- _The problem_
All of the entries should be returned without a single change.

- _Dataset_
•••
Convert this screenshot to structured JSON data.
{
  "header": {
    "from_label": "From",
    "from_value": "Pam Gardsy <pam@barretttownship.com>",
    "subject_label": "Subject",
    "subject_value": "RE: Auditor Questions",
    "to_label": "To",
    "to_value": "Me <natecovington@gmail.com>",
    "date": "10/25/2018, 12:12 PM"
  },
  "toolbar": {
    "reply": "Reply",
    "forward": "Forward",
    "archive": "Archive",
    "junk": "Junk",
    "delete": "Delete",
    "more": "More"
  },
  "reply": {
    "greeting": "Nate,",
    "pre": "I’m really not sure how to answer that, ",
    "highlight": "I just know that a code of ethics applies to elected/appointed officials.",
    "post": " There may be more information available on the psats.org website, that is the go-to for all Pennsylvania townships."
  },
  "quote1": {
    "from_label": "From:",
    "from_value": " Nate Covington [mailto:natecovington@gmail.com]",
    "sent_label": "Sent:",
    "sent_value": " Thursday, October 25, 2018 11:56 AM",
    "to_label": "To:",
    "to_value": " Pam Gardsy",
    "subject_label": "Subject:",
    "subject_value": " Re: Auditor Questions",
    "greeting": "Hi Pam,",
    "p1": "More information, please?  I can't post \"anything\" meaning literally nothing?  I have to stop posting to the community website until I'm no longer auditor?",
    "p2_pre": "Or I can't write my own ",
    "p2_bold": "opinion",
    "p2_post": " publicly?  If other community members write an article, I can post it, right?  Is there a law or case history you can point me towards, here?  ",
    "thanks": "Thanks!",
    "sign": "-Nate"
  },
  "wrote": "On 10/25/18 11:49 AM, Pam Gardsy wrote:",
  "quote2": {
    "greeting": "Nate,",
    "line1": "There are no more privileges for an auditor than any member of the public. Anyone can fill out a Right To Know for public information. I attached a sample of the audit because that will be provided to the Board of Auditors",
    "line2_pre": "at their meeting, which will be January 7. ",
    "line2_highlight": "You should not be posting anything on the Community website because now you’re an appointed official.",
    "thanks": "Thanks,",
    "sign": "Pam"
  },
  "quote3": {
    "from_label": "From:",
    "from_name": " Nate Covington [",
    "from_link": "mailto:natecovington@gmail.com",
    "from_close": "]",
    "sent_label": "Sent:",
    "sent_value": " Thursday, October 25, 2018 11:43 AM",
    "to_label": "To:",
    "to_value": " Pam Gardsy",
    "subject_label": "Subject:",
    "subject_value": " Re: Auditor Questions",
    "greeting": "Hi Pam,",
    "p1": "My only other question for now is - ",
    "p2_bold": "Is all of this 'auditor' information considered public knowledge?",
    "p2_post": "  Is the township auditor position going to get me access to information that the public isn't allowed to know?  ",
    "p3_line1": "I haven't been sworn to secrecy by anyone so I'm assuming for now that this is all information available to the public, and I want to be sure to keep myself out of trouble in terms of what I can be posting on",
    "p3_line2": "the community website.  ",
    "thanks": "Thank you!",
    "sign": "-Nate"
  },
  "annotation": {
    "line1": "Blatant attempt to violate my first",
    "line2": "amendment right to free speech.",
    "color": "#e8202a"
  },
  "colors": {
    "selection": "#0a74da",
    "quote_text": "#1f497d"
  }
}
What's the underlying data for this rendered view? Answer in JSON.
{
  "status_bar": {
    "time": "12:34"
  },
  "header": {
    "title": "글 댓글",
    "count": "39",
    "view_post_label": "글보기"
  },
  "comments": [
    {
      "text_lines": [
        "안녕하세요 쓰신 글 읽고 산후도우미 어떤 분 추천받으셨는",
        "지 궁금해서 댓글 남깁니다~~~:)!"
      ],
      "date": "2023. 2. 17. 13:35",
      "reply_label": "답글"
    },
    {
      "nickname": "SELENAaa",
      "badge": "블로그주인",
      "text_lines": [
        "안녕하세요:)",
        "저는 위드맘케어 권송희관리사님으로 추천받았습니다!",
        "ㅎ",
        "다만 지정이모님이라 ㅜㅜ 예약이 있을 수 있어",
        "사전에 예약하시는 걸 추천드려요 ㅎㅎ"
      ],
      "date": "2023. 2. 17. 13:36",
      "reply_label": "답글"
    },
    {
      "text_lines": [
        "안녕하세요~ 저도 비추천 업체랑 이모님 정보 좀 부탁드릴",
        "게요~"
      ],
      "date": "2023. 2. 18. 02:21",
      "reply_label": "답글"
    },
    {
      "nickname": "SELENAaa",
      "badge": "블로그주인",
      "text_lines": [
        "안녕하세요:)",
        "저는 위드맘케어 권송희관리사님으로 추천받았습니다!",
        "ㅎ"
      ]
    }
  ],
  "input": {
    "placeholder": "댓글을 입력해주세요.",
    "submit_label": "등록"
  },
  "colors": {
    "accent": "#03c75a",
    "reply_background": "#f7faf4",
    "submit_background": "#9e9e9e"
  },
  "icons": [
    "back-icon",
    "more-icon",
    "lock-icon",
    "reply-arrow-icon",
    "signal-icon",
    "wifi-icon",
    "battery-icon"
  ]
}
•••
- _Response below_
Convert this screenshot to structured JSON data.
{
  "header": {
    "from_label": "From",
    "from_value": "Pam Gardsy <pam@barretttownship.com>",
    "subject_label": "Subject",
    "subject_value": "RE: Auditor Questions",
    "to_label": "To",
    "to_value": "Me <natecovington@gmail.com>",
    "date": "10/25/2018, 12:12 PM"
  },
  "toolbar": {
    "reply": "Reply",
    "forward": "Forward",
    "archive": "Archive",
    "junk": "Junk",
    "delete": "Delete",
    "more": "More"
  },
  "reply": {
    "greeting": "Nate,",
    "pre": "I’m really not sure how to answer that, ",
    "highlight": "I just know that a code of ethics applies to elected/appointed officials.",
    "post": " There may be more information available on the psats.org website, that is the go-to for all Pennsylvania townships."
  },
  "quote1": {
    "from_label": "From:",
    "from_value": " Nate Covington [mailto:natecovington@gmail.com]",
    "sent_label": "Sent:",
    "sent_value": " Thursday, October 25, 2018 11:56 AM",
    "to_label": "To:",
    "to_value": " Pam Gardsy",
    "subject_label": "Subject:",
    "subject_value": " Re: Auditor Questions",
    "greeting": "Hi Pam,",
    "p1": "More information, please?  I can't post \"anything\" meaning literally nothing?  I have to stop posting to the community website until I'm no longer auditor?",
    "p2_pre": "Or I can't write my own ",
    "p2_bold": "opinion",
    "p2_post": " publicly?  If other community members write an article, I can post it, right?  Is there a law or case history you can point me towards, here?  ",
    "thanks": "Thanks!",
    "sign": "-Nate"
  },
  "wrote": "On 10/25/18 11:49 AM, Pam Gardsy wrote:",
  "quote2": {
    "greeting": "Nate,",
    "line1": "There are no more privileges for an auditor than any member of the public. Anyone can fill out a Right To Know for public information. I attached a sample of the audit because that will be provided to the Board of Auditors",
    "line2_pre": "at their meeting, which will be January 7. ",
    "line2_highlight": "You should not be posting anything on the Community website because now you’re an appointed official.",
    "thanks": "Thanks,",
    "sign": "Pam"
  },
  "quote3": {
    "from_label": "From:",
    "from_name": " Nate Covington [",
    "from_link": "mailto:natecovington@gmail.com",
    "from_close": "]",
    "sent_label": "Sent:",
    "sent_value": " Thursday, October 25, 2018 11:43 AM",
    "to_label": "To:",
    "to_value": " Pam Gardsy",
    "subject_label": "Subject:",
    "subject_value": " Re: Auditor Questions",
    "greeting": "Hi Pam,",
    "p1": "My only other question for now is - ",
    "p2_bold": "Is all of this 'auditor' information considered public knowledge?",
    "p2_post": "  Is the township auditor position going to get me access to information that the public isn't allowed to know?  ",
    "p3_line1": "I haven't been sworn to secrecy by anyone so I'm assuming for now that this is all information available to the public, and I want to be sure to keep myself out of trouble in terms of what I can be posting on",
    "p3_line2": "the community website.  ",
    "thanks": "Thank you!",
    "sign": "-Nate"
  },
  "annotation": {
    "line1": "Blatant attempt to violate my first",
    "line2": "amendment right to free speech.",
    "color": "#e8202a"
  },
  "colors": {
    "selection": "#0a74da",
    "quote_text": "#1f497d"
  }
}
What's the underlying data for this rendered view? Answer in JSON.
{
  "status_bar": {
    "time": "12:34"
  },
  "header": {
    "title": "글 댓글",
    "count": "39",
    "view_post_label": "글보기"
  },
  "comments": [
    {
      "text_lines": [
        "안녕하세요 쓰신 글 읽고 산후도우미 어떤 분 추천받으셨는",
        "지 궁금해서 댓글 남깁니다~~~:)!"
      ],
      "date": "2023. 2. 17. 13:35",
      "reply_label": "답글"
    },
    {
      "nickname": "SELENAaa",
      "badge": "블로그주인",
      "text_lines": [
        "안녕하세요:)",
        "저는 위드맘케어 권송희관리사님으로 추천받았습니다!",
        "ㅎ",
        "다만 지정이모님이라 ㅜㅜ 예약이 있을 수 있어",
        "사전에 예약하시는 걸 추천드려요 ㅎㅎ"
      ],
      "date": "2023. 2. 17. 13:36",
      "reply_label": "답글"
    },
    {
      "text_lines": [
        "안녕하세요~ 저도 비추천 업체랑 이모님 정보 좀 부탁드릴",
        "게요~"
      ],
      "date": "2023. 2. 18. 02:21",
      "reply_label": "답글"
    },
    {
      "nickname": "SELENAaa",
      "badge": "블로그주인",
      "text_lines": [
        "안녕하세요:)",
        "저는 위드맘케어 권송희관리사님으로 추천받았습니다!",
        "ㅎ"
      ]
    }
  ],
  "input": {
    "placeholder": "댓글을 입력해주세요.",
    "submit_label": "등록"
  },
  "colors": {
    "accent": "#03c75a",
    "reply_background": "#f7faf4",
    "submit_background": "#9e9e9e"
  },
  "icons": [
    "back-icon",
    "more-icon",
    "lock-icon",
    "reply-arrow-icon",
    "signal-icon",
    "wifi-icon",
    "battery-icon"
  ]
}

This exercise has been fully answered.